FEBRUARY 1994 Supersedes all previous printings
MATHEMATICAL REASONING (MAR) (Foundation Studies)
Mathematical Reasoning: A course that develops a student's understanding of mathematics and mathematical problem-solving.
- A course in mathematical reasoning must focus on topics that develop a student's understanding of mathematics and mathematical problem-solving skills beyond the level the student attained in secondary school. These topics should illustrate different aspects of mathematical reasoning (for example, quantitative, symbolic, geometric) and the interplay between them.
- In this course, students must be involved in solving problems that require them to use creativity and insight.
- The course must provide practice reading mathematics and explaining mathematics.
- The course must place the topics studies within some broader context, for example, the origins and historical development of the topics or applications of the topics to other disciplines.
Comments: (Numbers correlate to numbered guidelines)
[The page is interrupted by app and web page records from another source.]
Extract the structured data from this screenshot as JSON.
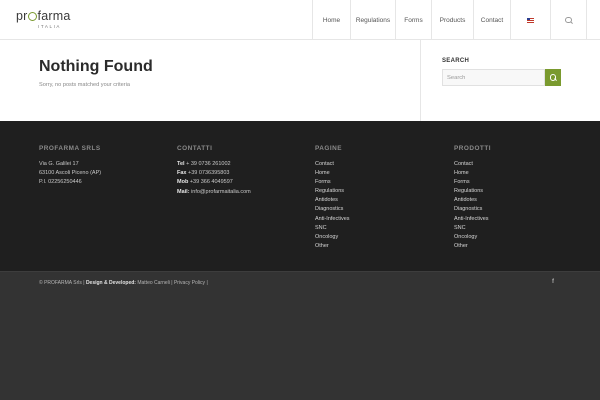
{
  "header": {
    "logo": {
      "brand_prefix": "pr",
      "brand_suffix": "farma",
      "sub": "ITALIA"
    },
    "nav": [
      {
        "label": "Home"
      },
      {
        "label": "Regulations"
      },
      {
        "label": "Forms"
      },
      {
        "label": "Products"
      },
      {
        "label": "Contact"
      }
    ],
    "flag_icon": "us-flag-icon",
    "search_icon": "search-icon"
  },
  "main": {
    "title": "Nothing Found",
    "message": "Sorry, no posts matched your criteria"
  },
  "sidebar": {
    "title": "SEARCH",
    "search_placeholder": "Search",
    "button_color": "#7a9a2e"
  },
  "footer": {
    "company": {
      "title": "PROFARMA SRLS",
      "lines": [
        "Via G. Galilei 17",
        "63100 Ascoli Piceno (AP)",
        "P.I. 02256250446"
      ]
    },
    "contacts": {
      "title": "CONTATTI",
      "tel_label": "Tel",
      "tel": "+ 39 0736 261002",
      "fax_label": "Fax",
      "fax": "+39 0736395803",
      "mob_label": "Mob",
      "mob": "+39 366 4049597",
      "mail_label": "Mail:",
      "mail": "info@profarmaitalia.com"
    },
    "pages": {
      "title": "PAGINE",
      "links": [
        "Contact",
        "Home",
        "Forms",
        "Regulations",
        "Antidotes",
        "Diagnostics",
        "Anti-Infectives",
        "SNC",
        "Oncology",
        "Other"
      ]
    },
    "products": {
      "title": "PRODOTTI",
      "links": [
        "Contact",
        "Home",
        "Forms",
        "Regulations",
        "Antidotes",
        "Diagnostics",
        "Anti-Infectives",
        "SNC",
        "Oncology",
        "Other"
      ]
    }
  },
  "socket": {
    "copyright": "© PROFARMA Srls",
    "design_label": "Design & Developed:",
    "designer": "Matteo Carneli",
    "privacy": "Privacy Policy",
    "facebook": "f"
  }
}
1. Three to four years of high school mathematics are recommended for admission to St. Olaf; this usually includes elementary and intermediate algebra, geometry and precalculus. A course in mathematical reasoning should not simply duplicate the content of these courses. It may go beyond previous experience by assuming the mathematical maturity developed in earlier courses or by building on the content of earlier courses, by either extension or application.
Courses whose primary focus is not mathematics should comprise mathematics as a significant component of the course.
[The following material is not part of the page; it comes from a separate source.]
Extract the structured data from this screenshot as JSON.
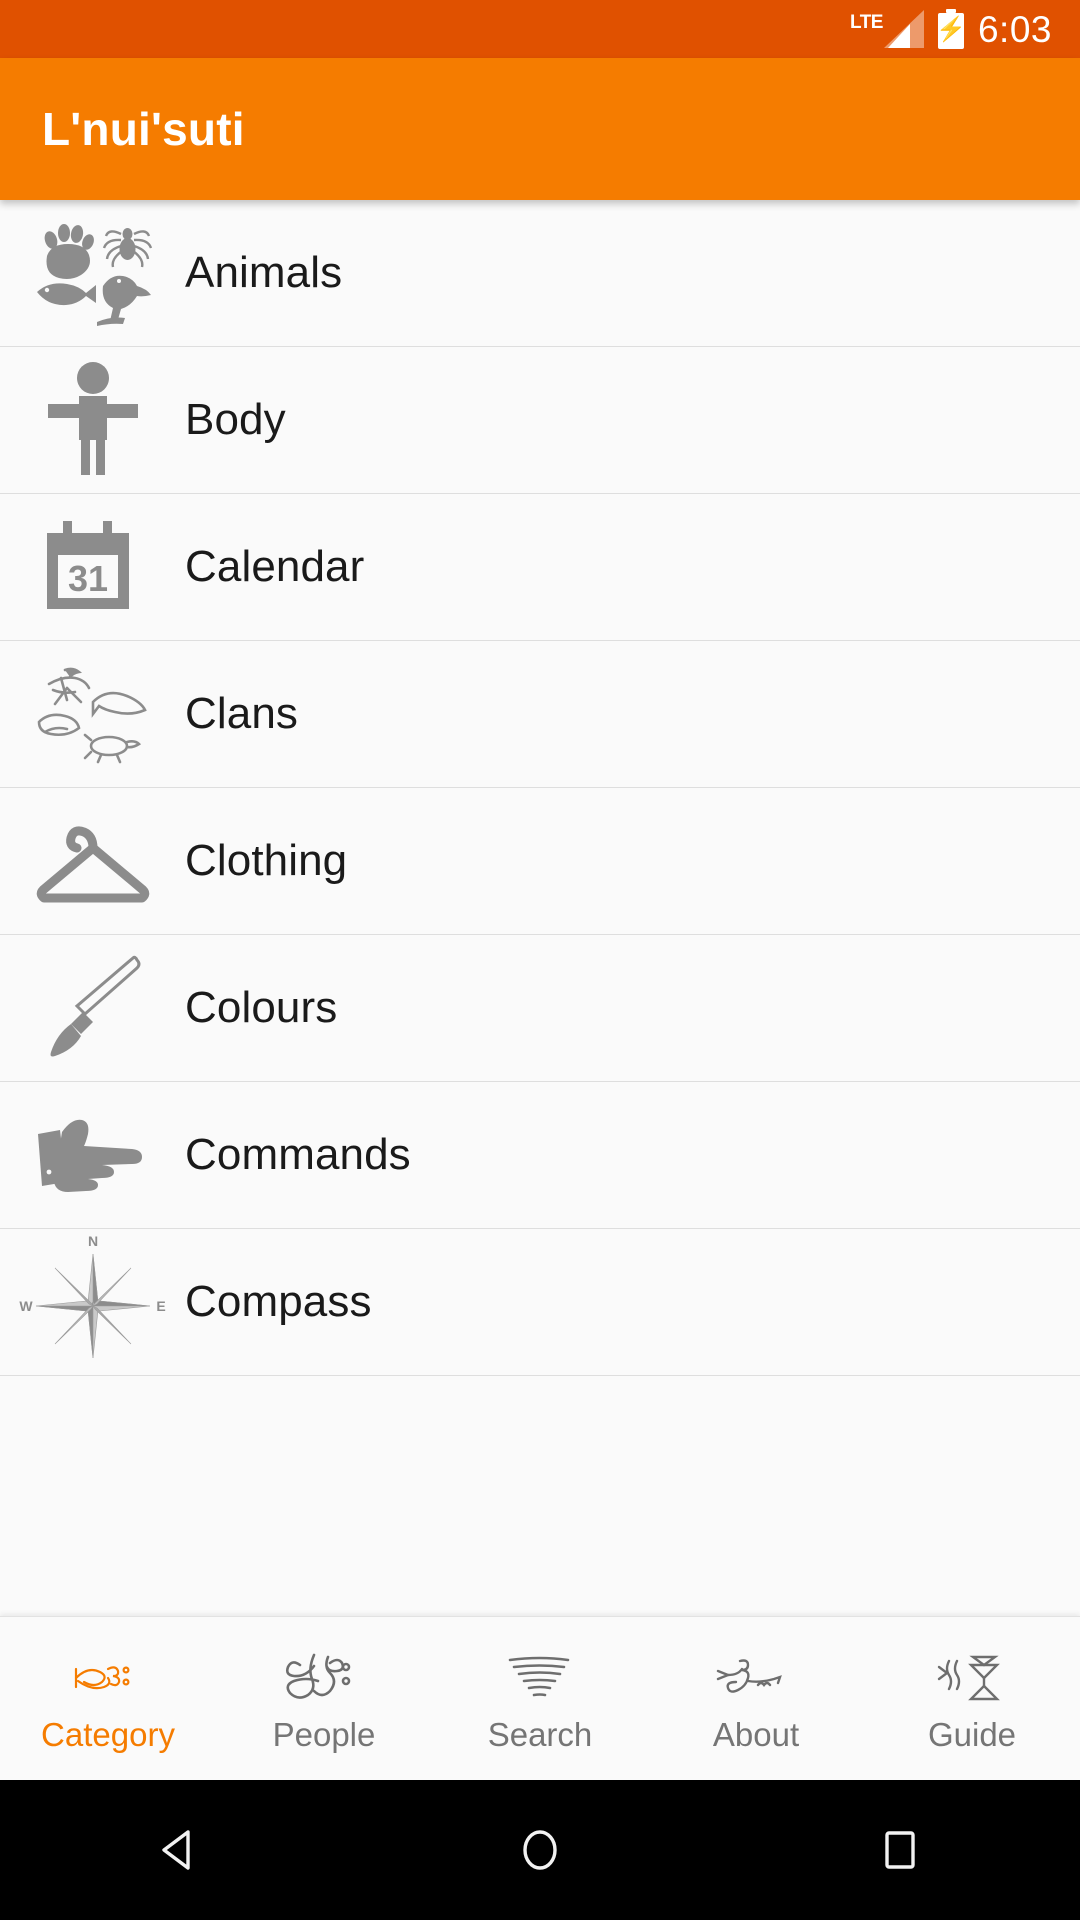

2. While drill on techniques is necessary, students should solve problems that require more than applying formulas or executing clearly-defined algorithms. Such problems could involve making extensions or generalizations of known results, developing mathematical models, or exploring examples to make conjectures.
3. Explaining mathematical ideas and arguments, either verbally or in writing, serves two purposes: it helps clarify students' thinking about problems and concepts and it improves their facility with mathematical language. For example, students could be asked to describe their approach to problems, to justify their answers to questions, or to give examples to illustrate concepts and theorems. Practice in reading mathematical resources enhances students' ability to learn more mathematics on their own.